> GOAL OF THE EXERCISE
Gather up every line from the entries below that uses the word "title".

Web page and app entries
:::

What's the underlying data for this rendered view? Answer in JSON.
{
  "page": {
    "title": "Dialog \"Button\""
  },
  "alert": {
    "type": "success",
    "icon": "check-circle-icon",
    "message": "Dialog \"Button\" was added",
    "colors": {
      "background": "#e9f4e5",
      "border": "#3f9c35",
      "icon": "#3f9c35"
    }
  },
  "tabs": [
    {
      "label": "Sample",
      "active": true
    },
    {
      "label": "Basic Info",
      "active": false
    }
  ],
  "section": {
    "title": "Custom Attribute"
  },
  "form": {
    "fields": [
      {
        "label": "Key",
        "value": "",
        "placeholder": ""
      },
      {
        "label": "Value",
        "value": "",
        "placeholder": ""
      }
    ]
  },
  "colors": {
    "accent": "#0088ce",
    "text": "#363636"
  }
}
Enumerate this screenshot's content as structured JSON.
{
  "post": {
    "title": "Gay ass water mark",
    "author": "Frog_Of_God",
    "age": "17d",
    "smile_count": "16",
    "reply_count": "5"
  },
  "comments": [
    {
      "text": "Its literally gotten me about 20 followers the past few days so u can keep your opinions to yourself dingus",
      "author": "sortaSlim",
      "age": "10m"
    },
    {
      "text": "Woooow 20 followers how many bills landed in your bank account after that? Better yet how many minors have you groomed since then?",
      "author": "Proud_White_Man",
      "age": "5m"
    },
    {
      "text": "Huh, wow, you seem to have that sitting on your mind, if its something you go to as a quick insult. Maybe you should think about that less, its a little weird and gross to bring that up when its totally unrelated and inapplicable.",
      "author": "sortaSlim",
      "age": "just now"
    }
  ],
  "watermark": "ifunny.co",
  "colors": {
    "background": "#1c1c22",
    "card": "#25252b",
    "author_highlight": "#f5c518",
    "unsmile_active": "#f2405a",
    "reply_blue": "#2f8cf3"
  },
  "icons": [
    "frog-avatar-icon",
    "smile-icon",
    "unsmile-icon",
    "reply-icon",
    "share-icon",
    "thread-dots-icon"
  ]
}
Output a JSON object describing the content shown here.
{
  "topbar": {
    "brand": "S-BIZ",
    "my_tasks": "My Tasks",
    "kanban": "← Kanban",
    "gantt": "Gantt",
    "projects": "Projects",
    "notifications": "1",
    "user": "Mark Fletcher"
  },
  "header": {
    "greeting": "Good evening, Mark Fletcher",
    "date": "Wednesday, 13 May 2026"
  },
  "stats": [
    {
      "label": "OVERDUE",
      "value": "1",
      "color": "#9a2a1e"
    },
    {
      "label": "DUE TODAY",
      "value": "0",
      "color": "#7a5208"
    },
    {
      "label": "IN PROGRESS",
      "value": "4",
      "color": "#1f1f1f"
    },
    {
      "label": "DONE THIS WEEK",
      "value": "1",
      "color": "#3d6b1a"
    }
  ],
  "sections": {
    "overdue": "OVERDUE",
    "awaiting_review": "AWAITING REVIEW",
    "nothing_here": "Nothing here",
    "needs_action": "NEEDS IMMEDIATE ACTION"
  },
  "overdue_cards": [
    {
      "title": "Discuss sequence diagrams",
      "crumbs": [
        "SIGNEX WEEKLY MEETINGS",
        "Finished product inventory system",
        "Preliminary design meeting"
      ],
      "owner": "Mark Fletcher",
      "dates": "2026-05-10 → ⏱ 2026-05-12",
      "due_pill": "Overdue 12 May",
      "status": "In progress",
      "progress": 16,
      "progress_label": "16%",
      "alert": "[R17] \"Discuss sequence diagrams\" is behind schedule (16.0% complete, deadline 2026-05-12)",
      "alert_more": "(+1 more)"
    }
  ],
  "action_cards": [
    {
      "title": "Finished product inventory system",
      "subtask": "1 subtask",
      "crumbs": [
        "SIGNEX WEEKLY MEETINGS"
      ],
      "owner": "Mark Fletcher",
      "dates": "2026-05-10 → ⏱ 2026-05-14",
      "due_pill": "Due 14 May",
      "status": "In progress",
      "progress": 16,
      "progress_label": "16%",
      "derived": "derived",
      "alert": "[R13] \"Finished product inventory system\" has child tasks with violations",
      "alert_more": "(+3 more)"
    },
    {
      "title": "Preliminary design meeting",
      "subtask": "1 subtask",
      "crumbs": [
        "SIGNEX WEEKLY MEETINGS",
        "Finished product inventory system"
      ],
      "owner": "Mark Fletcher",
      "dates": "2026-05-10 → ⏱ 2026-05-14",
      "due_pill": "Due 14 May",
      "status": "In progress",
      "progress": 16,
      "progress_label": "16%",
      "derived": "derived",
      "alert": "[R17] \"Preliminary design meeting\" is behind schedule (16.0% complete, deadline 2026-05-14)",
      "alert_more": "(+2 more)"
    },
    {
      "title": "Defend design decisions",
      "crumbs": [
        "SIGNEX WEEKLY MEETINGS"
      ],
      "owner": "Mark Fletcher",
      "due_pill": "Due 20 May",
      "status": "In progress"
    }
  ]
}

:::

> TASK RESPONSE
    "title": "Dialog \"Button\""
    "title": "Custom Attribute"
    "title": "Gay ass water mark",
      "title": "Discuss sequence diagrams",
      "title": "Finished product inventory system",
      "title": "Preliminary design meeting",
      "title": "Defend design decisions",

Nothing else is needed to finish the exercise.